“It provides a really simple and safe way for the Branson community to engage with the larger Bay Area community,” one of the chapter’s leaders, junior Lilli Mishalko, said. “It makes helping those in need and donating really safe and easy, which I think is really important amid the pandemic.”

The contactless program indeed originated from the pandemic. Co-founder Ben Gleeman noted that a widespread desire to donate food safely led to the establishment of Doorstep Donations last year in Long Island, N.Y.

“We were all stuck inside in quarantine, and we wanted to help, and we knew that so many people wanted to give, wanted to especially give food, but it was unsafe to, and that was the issue,” Gleeman, a Manhattan resident, said. “So, we tried to mitigate that issue.”

Such pandemic-guided planning resulted in a remarkably simple plan: Members of the organization would collect various long-lasting items, such as canned food, from donors’ doorsteps and bring them to a food pantry. To maximize donations, Doorstep Donations soon instituted a two-month cycle of giving and sought to establish an ever-growing network of chapters.

Branson students established one such chapter in January after Doorstep Donations connected with the school online. Students swiftly responded to an all-school email by Community Engagement Director Janeal Fordham about the program, and following a conference with Gleeman, set up a Branson chapter.

After a couple of announcements to the community — those interested can currently sign up via a Google Form — the Branson chapter, as of late January, has accrued about 50 donors, Mishalko said. Gleeman said that number of participants, over the course of a year, would donate a total of over 2½ tons of food.

The chapter will conduct its first collection of food in early April and bring that food to San Rafael’s Ritter Center, an organization that benefits low-income and homeless residents. Doorstep Donations connected with the Ritter Center through a nationwide network of local organizations, Gleeman said.

“Each donor will get a reusable Doorstep Donations bag, so we’ll take the groceries from that bag, put it in a larger container in our car, and then we deliver it to the food pantry,” another leader of the chapter, Grace Johnson, said.

Gleeman said that the chapter has outperformed other school chapters in terms of initial growth. For Fordham, such a standout start epitomized Branson students’ unique attitude toward community engagement, even when the school had waived service requirements for this year.

“I think our students are so eager and altruistic,” she said. “That’s something that I noticed immediately when I came here, and as director of community engagement, that’s something that has been so worthwhile in orchestrating this program.”

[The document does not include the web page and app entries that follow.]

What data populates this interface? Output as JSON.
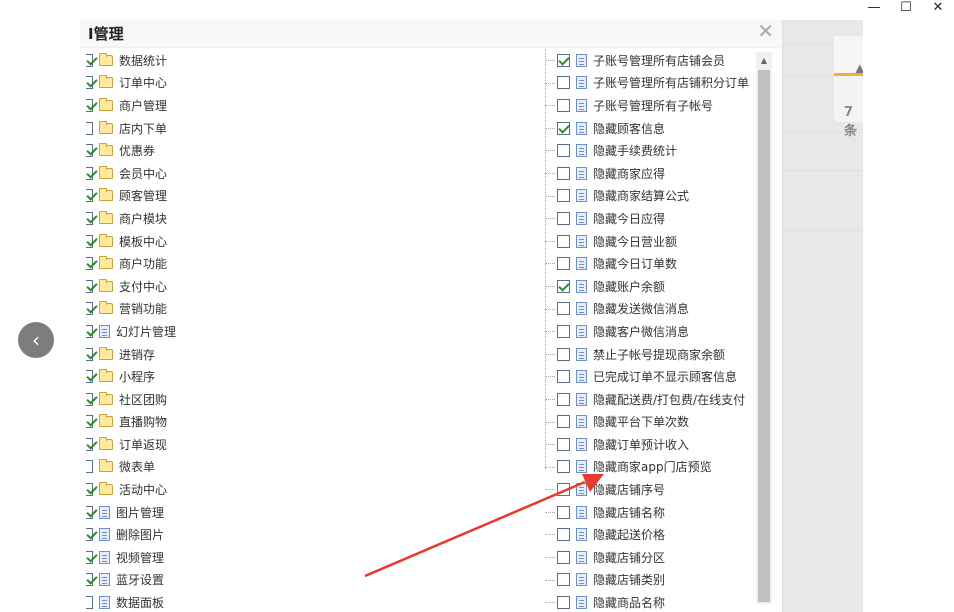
{
  "window_controls": {
    "minimize": "—",
    "maximize": "☐",
    "close": "✕"
  },
  "background": {
    "notification_count": "7条"
  },
  "dialog": {
    "title": "I管理",
    "close_glyph": "✕",
    "left_tree": [
      {
        "label": "数据统计",
        "checked": true,
        "icon": "folder-icon"
      },
      {
        "label": "订单中心",
        "checked": true,
        "icon": "folder-icon"
      },
      {
        "label": "商户管理",
        "checked": true,
        "icon": "folder-icon"
      },
      {
        "label": "店内下单",
        "checked": false,
        "icon": "folder-icon"
      },
      {
        "label": "优惠券",
        "checked": true,
        "icon": "folder-icon"
      },
      {
        "label": "会员中心",
        "checked": true,
        "icon": "folder-icon"
      },
      {
        "label": "顾客管理",
        "checked": true,
        "icon": "folder-icon"
      },
      {
        "label": "商户模块",
        "checked": true,
        "icon": "folder-icon"
      },
      {
        "label": "模板中心",
        "checked": true,
        "icon": "folder-icon"
      },
      {
        "label": "商户功能",
        "checked": true,
        "icon": "folder-icon"
      },
      {
        "label": "支付中心",
        "checked": true,
        "icon": "folder-icon"
      },
      {
        "label": "营销功能",
        "checked": true,
        "icon": "folder-icon"
      },
      {
        "label": "幻灯片管理",
        "checked": true,
        "icon": "page-icon"
      },
      {
        "label": "进销存",
        "checked": true,
        "icon": "folder-icon"
      },
      {
        "label": "小程序",
        "checked": true,
        "icon": "folder-icon"
      },
      {
        "label": "社区团购",
        "checked": true,
        "icon": "folder-icon"
      },
      {
        "label": "直播购物",
        "checked": true,
        "icon": "folder-icon"
      },
      {
        "label": "订单返现",
        "checked": true,
        "icon": "folder-icon"
      },
      {
        "label": "微表单",
        "checked": false,
        "icon": "folder-icon"
      },
      {
        "label": "活动中心",
        "checked": true,
        "icon": "folder-icon"
      },
      {
        "label": "图片管理",
        "checked": true,
        "icon": "page-icon"
      },
      {
        "label": "删除图片",
        "checked": true,
        "icon": "page-icon"
      },
      {
        "label": "视频管理",
        "checked": true,
        "icon": "page-icon"
      },
      {
        "label": "蓝牙设置",
        "checked": true,
        "icon": "page-icon"
      },
      {
        "label": "数据面板",
        "checked": false,
        "icon": "page-icon"
      }
    ],
    "right_tree": [
      {
        "label": "子账号管理所有店铺会员",
        "checked": true
      },
      {
        "label": "子账号管理所有店铺积分订单",
        "checked": false
      },
      {
        "label": "子账号管理所有子帐号",
        "checked": false
      },
      {
        "label": "隐藏顾客信息",
        "checked": true
      },
      {
        "label": "隐藏手续费统计",
        "checked": false
      },
      {
        "label": "隐藏商家应得",
        "checked": false
      },
      {
        "label": "隐藏商家结算公式",
        "checked": false
      },
      {
        "label": "隐藏今日应得",
        "checked": false
      },
      {
        "label": "隐藏今日营业额",
        "checked": false
      },
      {
        "label": "隐藏今日订单数",
        "checked": false
      },
      {
        "label": "隐藏账户余额",
        "checked": true
      },
      {
        "label": "隐藏发送微信消息",
        "checked": false
      },
      {
        "label": "隐藏客户微信消息",
        "checked": false
      },
      {
        "label": "禁止子帐号提现商家余额",
        "checked": false
      },
      {
        "label": "已完成订单不显示顾客信息",
        "checked": false
      },
      {
        "label": "隐藏配送费/打包费/在线支付",
        "checked": false
      },
      {
        "label": "隐藏平台下单次数",
        "checked": false
      },
      {
        "label": "隐藏订单预计收入",
        "checked": false
      },
      {
        "label": "隐藏商家app门店预览",
        "checked": false
      },
      {
        "label": "隐藏店铺序号",
        "checked": false
      },
      {
        "label": "隐藏店铺名称",
        "checked": false
      },
      {
        "label": "隐藏起送价格",
        "checked": false
      },
      {
        "label": "隐藏店铺分区",
        "checked": false
      },
      {
        "label": "隐藏店铺类别",
        "checked": false
      },
      {
        "label": "隐藏商品名称",
        "checked": false
      }
    ]
  },
  "annotation": {
    "color": "#e8392f",
    "points_to": "隐藏商家app门店预览"
  },
  "nav": {
    "prev_glyph": "‹"
  }
}
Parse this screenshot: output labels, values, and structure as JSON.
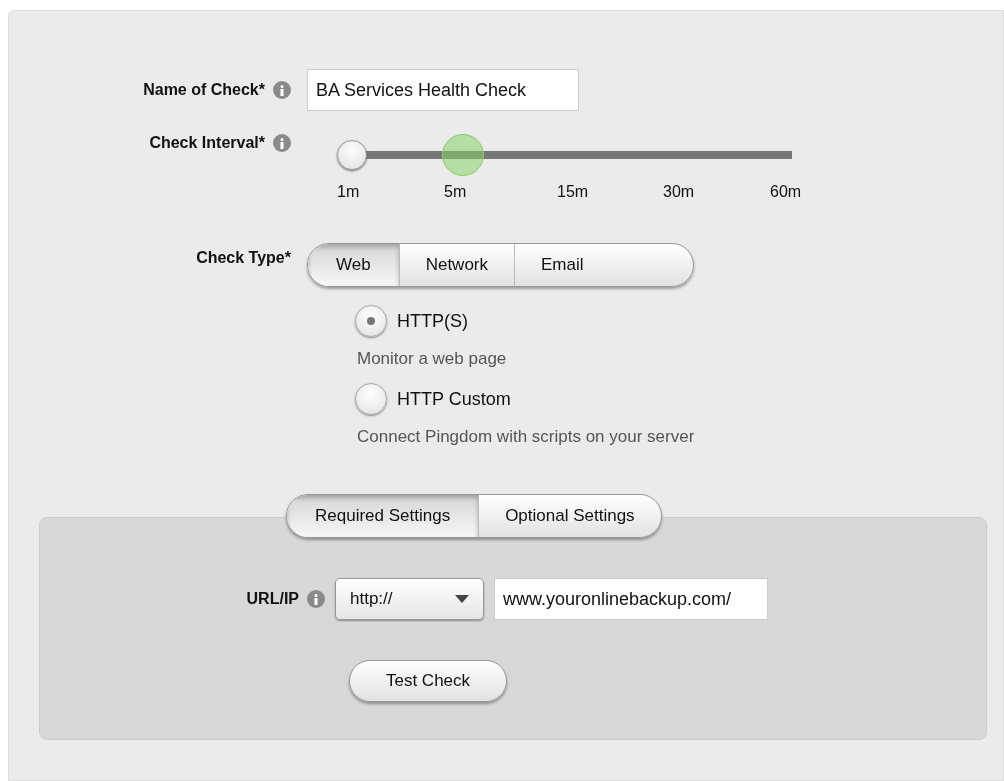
{
  "name_field": {
    "label": "Name of Check*",
    "value": "BA Services Health Check"
  },
  "interval": {
    "label": "Check Interval*",
    "level": 0,
    "ticks": [
      "1m",
      "5m",
      "15m",
      "30m",
      "60m"
    ]
  },
  "check_type": {
    "label": "Check Type*",
    "tabs": [
      {
        "label": "Web",
        "selected": true
      },
      {
        "label": "Network",
        "selected": false
      },
      {
        "label": "Email",
        "selected": false
      }
    ],
    "options": [
      {
        "label": "HTTP(S)",
        "description": "Monitor a web page",
        "selected": true
      },
      {
        "label": "HTTP Custom",
        "description": "Connect Pingdom with scripts on your server",
        "selected": false
      }
    ]
  },
  "settings_tabs": [
    {
      "label": "Required Settings",
      "selected": true
    },
    {
      "label": "Optional Settings",
      "selected": false
    }
  ],
  "url": {
    "label": "URL/IP",
    "protocol": "http://",
    "value": "www.youronlinebackup.com/"
  },
  "test_button": "Test Check"
}
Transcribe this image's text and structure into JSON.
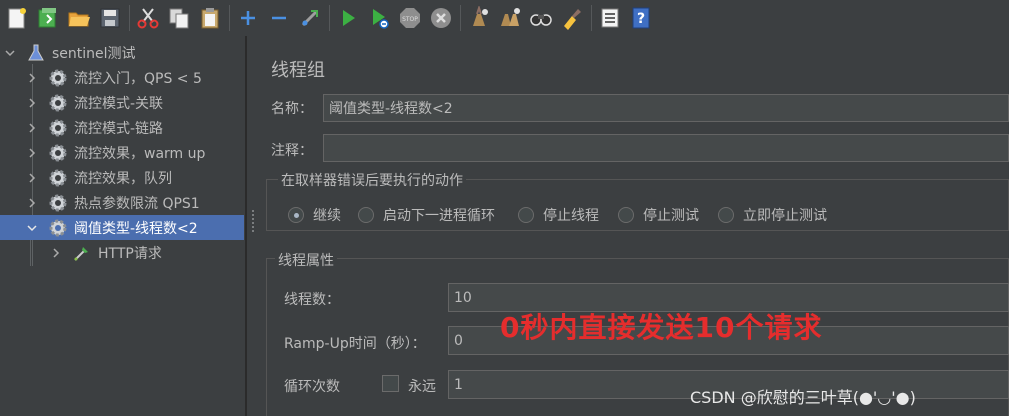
{
  "toolbar": {
    "buttons": [
      {
        "name": "new-icon"
      },
      {
        "name": "templates-icon"
      },
      {
        "name": "open-icon"
      },
      {
        "name": "save-icon"
      },
      {
        "name": "cut-icon"
      },
      {
        "name": "copy-icon"
      },
      {
        "name": "paste-icon"
      },
      {
        "name": "expand-icon"
      },
      {
        "name": "collapse-icon"
      },
      {
        "name": "toggle-icon"
      },
      {
        "name": "start-icon"
      },
      {
        "name": "start-no-pauses-icon"
      },
      {
        "name": "stop-icon"
      },
      {
        "name": "shutdown-icon"
      },
      {
        "name": "clear-icon"
      },
      {
        "name": "clear-all-icon"
      },
      {
        "name": "search-icon"
      },
      {
        "name": "reset-search-icon"
      },
      {
        "name": "function-helper-icon"
      },
      {
        "name": "help-icon"
      }
    ]
  },
  "tree": {
    "root_label": "sentinel测试",
    "items": [
      {
        "label": "流控入门，QPS < 5"
      },
      {
        "label": "流控模式-关联"
      },
      {
        "label": "流控模式-链路"
      },
      {
        "label": "流控效果，warm up"
      },
      {
        "label": "流控效果，队列"
      },
      {
        "label": "热点参数限流 QPS1"
      },
      {
        "label": "阈值类型-线程数<2"
      }
    ],
    "child_label": "HTTP请求"
  },
  "form": {
    "title": "线程组",
    "name_label": "名称：",
    "name_value": "阈值类型-线程数<2",
    "comment_label": "注释：",
    "comment_value": "",
    "error_action_title": "在取样器错误后要执行的动作",
    "error_actions": [
      {
        "label": "继续",
        "selected": true
      },
      {
        "label": "启动下一进程循环",
        "selected": false
      },
      {
        "label": "停止线程",
        "selected": false
      },
      {
        "label": "停止测试",
        "selected": false
      },
      {
        "label": "立即停止测试",
        "selected": false
      }
    ],
    "thread_props_title": "线程属性",
    "threads_label": "线程数：",
    "threads_value": "10",
    "rampup_label": "Ramp-Up时间（秒）：",
    "rampup_value": "0",
    "loop_label": "循环次数",
    "forever_label": "永远",
    "forever_checked": false,
    "loop_value": "1"
  },
  "annotation": "0秒内直接发送10个请求",
  "watermark": "CSDN @欣慰的三叶草(●'◡'●)",
  "colors": {
    "background": "#3c3f41",
    "selection": "#4b6eaf",
    "field_bg": "#45494a",
    "annotation_red": "#e52d2d"
  }
}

That altruism also appears in the program through some of Branson’s core values, chapter leaders said. Sophomore Finn Dossey, who also writes for The Blazer, highlighted kindness and purpose as key values of the program; Mishalko concurred.

“I think purpose plays a really big part,” she said. “I think there’s a lot of people who feel like they don’t do enough to help the community, and so this is a way for them to find that purpose in their community, and do what they can, and do something really simple but really impactful.”

Chapter leaders also underscored the student-led nature of the program. Youths run the organization both at the chapter and national levels.

“What’s cool about Doorstep Donations is that it is all youth-led, [whereas] I found that a lot of other organizations are run by adults,” Johnson said, also noting that the chapter hopes to possibly expand beyond Branson to Marin at large.

But the core of the program remains the fight against local food insecurity, which, as Mishalko noted, the COVID-19 pandemic exacerbated. And for co-founder Gleeman, each doorstep, however small, represents one positive step in that battle.

“If you can give, then you should give,” he said. “It makes all the difference. Your small portion … means everything to the people who are hungry. So really, it’s just, give as much as you can, when you can.”